Introducing Laco Chronographs: Substance with Style
Mechanical Chronograph watches are highly-desirable because of the craftsmanship they epitomise. Each dial functions mechanically, without a computer chip or battery. Something that takes a very unique level of skill to design. As such, they are often considerably more valuable than more traditional watches.
If you’re a follower of our social media channels, you’ll know that you don’t need to be a pilot or an astronaut to grace your wrist with watches like these. Many buyers neither try, nor want to get to grips with the sub-dials, although they’re deceptively easy to use. Chronographs and sub-dial watches are sometimes considered functional art – their miniature dials give the face a stunningly high-tech edge.
This week we’re taking a look at some of our favourite chronographs from Laco. Again, those of you who know Page and Cooper will undoubtedly know of our love for Laco, we have written extensively in the past about their small operation in Pforzheim, and their surprisingly illustrious history.

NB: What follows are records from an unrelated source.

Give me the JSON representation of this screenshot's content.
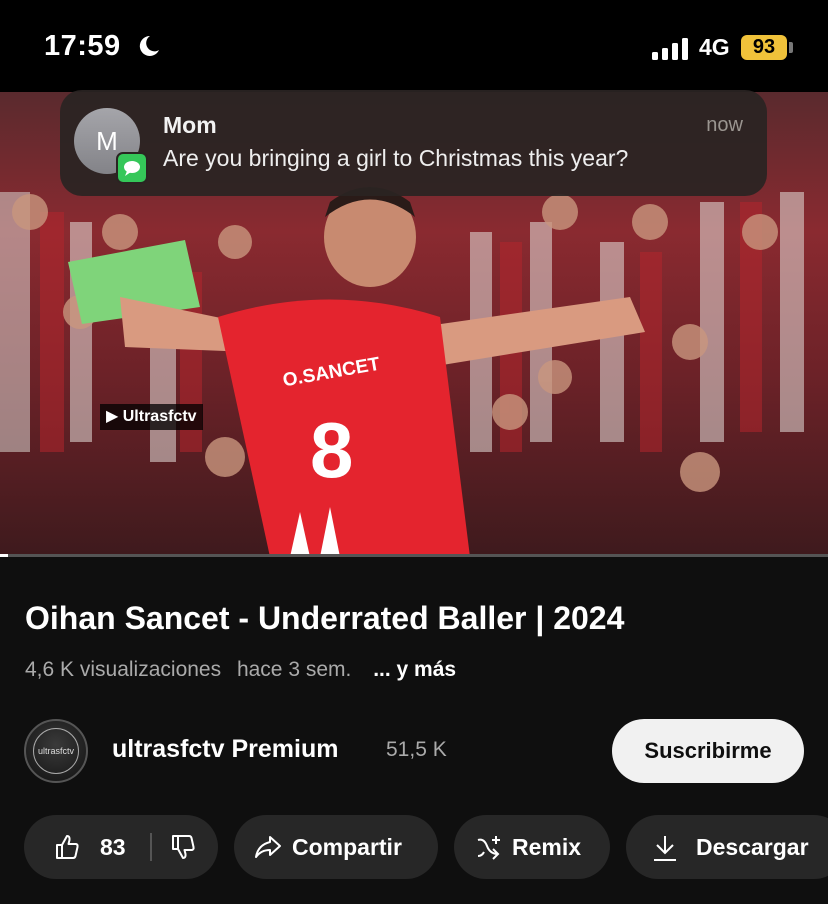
{
  "status_bar": {
    "time": "17:59",
    "network": "4G",
    "battery": "93"
  },
  "notification": {
    "avatar_letter": "M",
    "sender": "Mom",
    "time": "now",
    "message": "Are you bringing a girl to Christmas this year?"
  },
  "video": {
    "watermark": "Ultrasfctv",
    "jersey_name": "O.SANCET",
    "jersey_number": "8",
    "progress": 0.01
  },
  "info": {
    "title": "Oihan Sancet - Underrated Baller | 2024",
    "views": "4,6 K visualizaciones",
    "age": "hace 3 sem.",
    "more": "... y más"
  },
  "channel": {
    "avatar_text": "ultrasfctv",
    "name": "ultrasfctv Premium",
    "subscribers": "51,5 K",
    "subscribe_label": "Suscribirme"
  },
  "actions": {
    "likes": "83",
    "share": "Compartir",
    "remix": "Remix",
    "download": "Descargar"
  }
}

We think that everyone, from beginners to more seasoned watch collectors, should have a Laco in their collection. Their range is vast enough to cater for every taste, and considering their quality German engineering and Swiss movements, their prices are always accessible. As we discussed earlier, chronographs are always at the more expensive end of any manufacturers catalogue – but you’d be hard pressed to find the same dedication history and craft at even twice the price of these pieces from Laco.
The Monte Carlo Chronograph

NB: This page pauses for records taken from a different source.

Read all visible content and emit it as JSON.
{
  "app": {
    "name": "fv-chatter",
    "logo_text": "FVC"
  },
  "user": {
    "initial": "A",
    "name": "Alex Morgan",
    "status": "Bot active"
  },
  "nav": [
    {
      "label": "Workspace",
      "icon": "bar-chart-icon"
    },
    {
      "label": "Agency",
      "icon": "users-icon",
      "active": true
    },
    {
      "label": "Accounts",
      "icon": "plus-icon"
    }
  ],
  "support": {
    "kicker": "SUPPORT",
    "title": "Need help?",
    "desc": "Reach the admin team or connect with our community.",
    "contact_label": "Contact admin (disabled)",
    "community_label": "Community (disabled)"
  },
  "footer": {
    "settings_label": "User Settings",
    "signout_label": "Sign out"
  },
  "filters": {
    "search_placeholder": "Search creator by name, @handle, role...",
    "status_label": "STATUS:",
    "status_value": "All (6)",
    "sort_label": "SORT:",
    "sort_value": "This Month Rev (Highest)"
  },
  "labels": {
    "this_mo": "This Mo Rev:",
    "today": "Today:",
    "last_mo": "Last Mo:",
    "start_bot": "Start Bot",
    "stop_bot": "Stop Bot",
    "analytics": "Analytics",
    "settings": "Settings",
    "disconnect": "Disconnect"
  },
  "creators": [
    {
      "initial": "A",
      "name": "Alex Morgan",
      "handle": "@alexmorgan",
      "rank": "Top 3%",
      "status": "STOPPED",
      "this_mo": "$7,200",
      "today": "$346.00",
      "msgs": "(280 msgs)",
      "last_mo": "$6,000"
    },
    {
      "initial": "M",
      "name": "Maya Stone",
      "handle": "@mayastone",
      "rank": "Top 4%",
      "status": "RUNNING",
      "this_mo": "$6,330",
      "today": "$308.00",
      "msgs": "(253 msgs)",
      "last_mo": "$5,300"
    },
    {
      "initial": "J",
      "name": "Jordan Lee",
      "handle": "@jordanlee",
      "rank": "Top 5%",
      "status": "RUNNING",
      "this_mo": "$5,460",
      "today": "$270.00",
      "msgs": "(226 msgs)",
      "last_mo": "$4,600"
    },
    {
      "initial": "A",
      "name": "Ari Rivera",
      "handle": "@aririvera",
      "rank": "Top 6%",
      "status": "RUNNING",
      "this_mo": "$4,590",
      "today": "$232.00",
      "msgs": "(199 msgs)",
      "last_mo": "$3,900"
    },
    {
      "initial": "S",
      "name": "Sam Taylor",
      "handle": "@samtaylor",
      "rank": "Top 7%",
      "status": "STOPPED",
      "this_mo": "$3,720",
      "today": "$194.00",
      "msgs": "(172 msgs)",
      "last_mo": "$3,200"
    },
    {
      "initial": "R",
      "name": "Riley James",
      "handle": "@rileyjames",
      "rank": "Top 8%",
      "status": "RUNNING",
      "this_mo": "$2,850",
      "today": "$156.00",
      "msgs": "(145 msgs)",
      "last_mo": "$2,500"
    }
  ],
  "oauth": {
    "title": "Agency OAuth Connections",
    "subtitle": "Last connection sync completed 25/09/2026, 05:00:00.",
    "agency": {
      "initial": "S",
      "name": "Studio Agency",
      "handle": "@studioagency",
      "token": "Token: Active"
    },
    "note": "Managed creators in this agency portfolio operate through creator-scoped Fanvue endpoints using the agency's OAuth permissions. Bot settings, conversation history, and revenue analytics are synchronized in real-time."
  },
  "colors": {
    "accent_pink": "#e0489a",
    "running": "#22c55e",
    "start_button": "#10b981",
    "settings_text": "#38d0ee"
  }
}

Inspired by racing, the Monte Carlo Chronograph has very much the feel of a hefty piece of technology. Perhaps that’s because it’s packed with features. A day and date display, minute and hour counters, central second-hand counter, and even a running sub-second dial all feature, and with a power reserve of 40 hours.

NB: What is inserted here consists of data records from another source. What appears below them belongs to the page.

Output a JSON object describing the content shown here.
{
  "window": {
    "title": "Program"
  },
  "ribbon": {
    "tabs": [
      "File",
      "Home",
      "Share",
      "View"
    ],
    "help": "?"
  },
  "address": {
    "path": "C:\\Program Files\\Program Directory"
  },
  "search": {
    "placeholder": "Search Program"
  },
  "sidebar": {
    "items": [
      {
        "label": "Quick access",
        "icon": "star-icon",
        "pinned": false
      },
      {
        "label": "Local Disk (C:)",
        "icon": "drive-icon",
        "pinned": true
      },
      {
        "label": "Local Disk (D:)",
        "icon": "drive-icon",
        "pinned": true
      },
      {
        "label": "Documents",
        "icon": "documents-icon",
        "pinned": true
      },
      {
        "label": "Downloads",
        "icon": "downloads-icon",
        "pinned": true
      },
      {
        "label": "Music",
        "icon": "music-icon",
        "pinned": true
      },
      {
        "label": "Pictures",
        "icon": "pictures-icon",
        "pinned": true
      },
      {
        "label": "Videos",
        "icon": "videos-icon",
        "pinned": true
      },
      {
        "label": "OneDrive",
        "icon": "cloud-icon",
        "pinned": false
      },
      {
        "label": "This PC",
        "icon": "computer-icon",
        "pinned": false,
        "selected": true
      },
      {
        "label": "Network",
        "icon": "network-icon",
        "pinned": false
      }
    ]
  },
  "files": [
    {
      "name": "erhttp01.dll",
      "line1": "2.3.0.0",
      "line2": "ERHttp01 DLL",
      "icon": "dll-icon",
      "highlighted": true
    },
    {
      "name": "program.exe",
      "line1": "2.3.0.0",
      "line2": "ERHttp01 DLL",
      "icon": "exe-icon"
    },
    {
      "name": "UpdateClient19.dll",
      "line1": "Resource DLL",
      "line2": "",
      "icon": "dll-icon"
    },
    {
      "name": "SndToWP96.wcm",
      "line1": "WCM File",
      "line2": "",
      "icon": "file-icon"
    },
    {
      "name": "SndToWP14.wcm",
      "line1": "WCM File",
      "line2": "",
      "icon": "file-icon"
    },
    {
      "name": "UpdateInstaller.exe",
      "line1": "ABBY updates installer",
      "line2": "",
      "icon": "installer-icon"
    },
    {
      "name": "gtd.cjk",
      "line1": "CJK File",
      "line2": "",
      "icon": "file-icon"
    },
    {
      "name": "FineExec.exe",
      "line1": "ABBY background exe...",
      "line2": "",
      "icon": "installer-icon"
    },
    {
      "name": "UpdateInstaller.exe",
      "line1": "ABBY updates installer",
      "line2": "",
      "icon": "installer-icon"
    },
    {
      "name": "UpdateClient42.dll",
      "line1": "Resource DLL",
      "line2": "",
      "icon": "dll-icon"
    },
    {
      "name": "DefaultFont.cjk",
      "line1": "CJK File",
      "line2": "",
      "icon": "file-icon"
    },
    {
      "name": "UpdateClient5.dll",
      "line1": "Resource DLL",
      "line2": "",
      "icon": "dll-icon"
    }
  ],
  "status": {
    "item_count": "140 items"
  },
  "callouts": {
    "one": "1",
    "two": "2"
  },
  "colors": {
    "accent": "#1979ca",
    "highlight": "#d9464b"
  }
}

The Phoenix Chronograph
With the same features as the Monte Carlo, the Laco Phoenix Chronograph is a more formal piece. The blue sun ray dial adds perfect contrast to the sliver stainless steel case finishing and features, and the milanaise bracelet finished off the sophisticated look nicely.
The Mission Manx Limited Edition
Named after the legendary TT races held in the Isle of Man, the Laco Mission Manx Chronograph pays particular reference to Georg ‘Cast Iron’ Meier who in 1939 treated the local Manx spectators to a flawless performance to win the 264 mile race. The watch features many a homage to the era, the man and the race with intricate details on the dial and bezel.
Find out more about the history behind the watch on this great video from Laco:
History, passion, variety, and watchmaking prowess – hopefully the watches mentioned here have demonstrated that Laco possess all of these qualities in abundance.
If you’re looking to add a Laco to your collection, feel free to ask us any questions on our social channels, or by contacting us.